The Indiana-based carmaker was among the first to introduce brand-new designs after WWII. 1947 saw the arrival of the Starlight coupe. This automobile influenced the entire industry through its flat trunk lid and wraparound rear window. The Starlight was designed by Virgil Exner. In 1950, Studebaker debuted the “bullet nose” styling language that made its cars look futuristic compared to products from other companies.
Unfortunately, the Ford-GM price war of the early 1950s pushed Studebaker on the verge of bankruptcy and into an unsuccessful merger with Packard. The company closed shop in 1967.
More than 50 years later, models like the Avanti and the Golden Hawk are enjoying a cult following, and some examples are changing hands for big bucks. On the other hand, most Studebaker nameplates don’t get the attention they deserve. In short, junkyards are littered with Commanders, Presidents, Champions, and Larks.
That’s a sad sight for a Studebaker enthusiast like me, and that’s why I get all hyped up when someone saves a less desirable car.
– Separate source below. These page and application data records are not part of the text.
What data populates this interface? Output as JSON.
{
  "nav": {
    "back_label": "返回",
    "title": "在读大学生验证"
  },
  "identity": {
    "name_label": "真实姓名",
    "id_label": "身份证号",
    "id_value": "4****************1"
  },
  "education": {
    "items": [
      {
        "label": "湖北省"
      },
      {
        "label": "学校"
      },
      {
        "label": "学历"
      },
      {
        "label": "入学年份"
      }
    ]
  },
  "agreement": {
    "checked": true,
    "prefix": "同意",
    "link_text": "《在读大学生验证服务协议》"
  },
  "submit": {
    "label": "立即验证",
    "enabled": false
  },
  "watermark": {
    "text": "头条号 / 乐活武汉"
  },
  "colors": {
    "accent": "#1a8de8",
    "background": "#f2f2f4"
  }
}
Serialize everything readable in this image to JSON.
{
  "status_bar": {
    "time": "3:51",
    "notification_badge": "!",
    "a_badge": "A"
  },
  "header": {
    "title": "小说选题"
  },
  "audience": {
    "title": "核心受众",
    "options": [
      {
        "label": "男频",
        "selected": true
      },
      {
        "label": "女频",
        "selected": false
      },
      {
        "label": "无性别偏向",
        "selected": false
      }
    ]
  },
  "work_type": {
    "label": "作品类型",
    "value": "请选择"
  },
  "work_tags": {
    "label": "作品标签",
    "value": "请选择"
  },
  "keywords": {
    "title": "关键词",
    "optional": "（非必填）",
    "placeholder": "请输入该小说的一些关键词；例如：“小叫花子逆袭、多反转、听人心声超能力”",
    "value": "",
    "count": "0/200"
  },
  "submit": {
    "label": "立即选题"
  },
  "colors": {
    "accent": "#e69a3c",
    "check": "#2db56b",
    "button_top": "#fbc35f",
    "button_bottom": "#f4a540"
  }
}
Just like YouTube’s “Vice Grip Garage” just did with a 1948 Champion.
Found somewhere in Illinois, this third-generation Studebaker was retired in 1976. It sat for a whopping 45 years in an old garage until it was purchased by our host. He parked it in a field for a couple of years, which means this Champion spent 47 years off the road. And without a single sip of gasoline since the hood has been stuck ever since.
Although vehicles like this usually get parted out, our host decided to give it a second chance and get it running again. It was quite the challenge after almost five decades, but the old inline-six engine eventually agreed to fire up. And the even better news is that the Champion still has its original mill.
If you’re unfamiliar with the third-gen full-size, it was sold with 170-cubic-inch (2.8-liter) straight-six engines from 1947 through 1952. The lump produced 80 horsepower at its introduction and was upgraded to 85 horses in 1950. Not much oomph by modern standards, but more than sufficient at the time.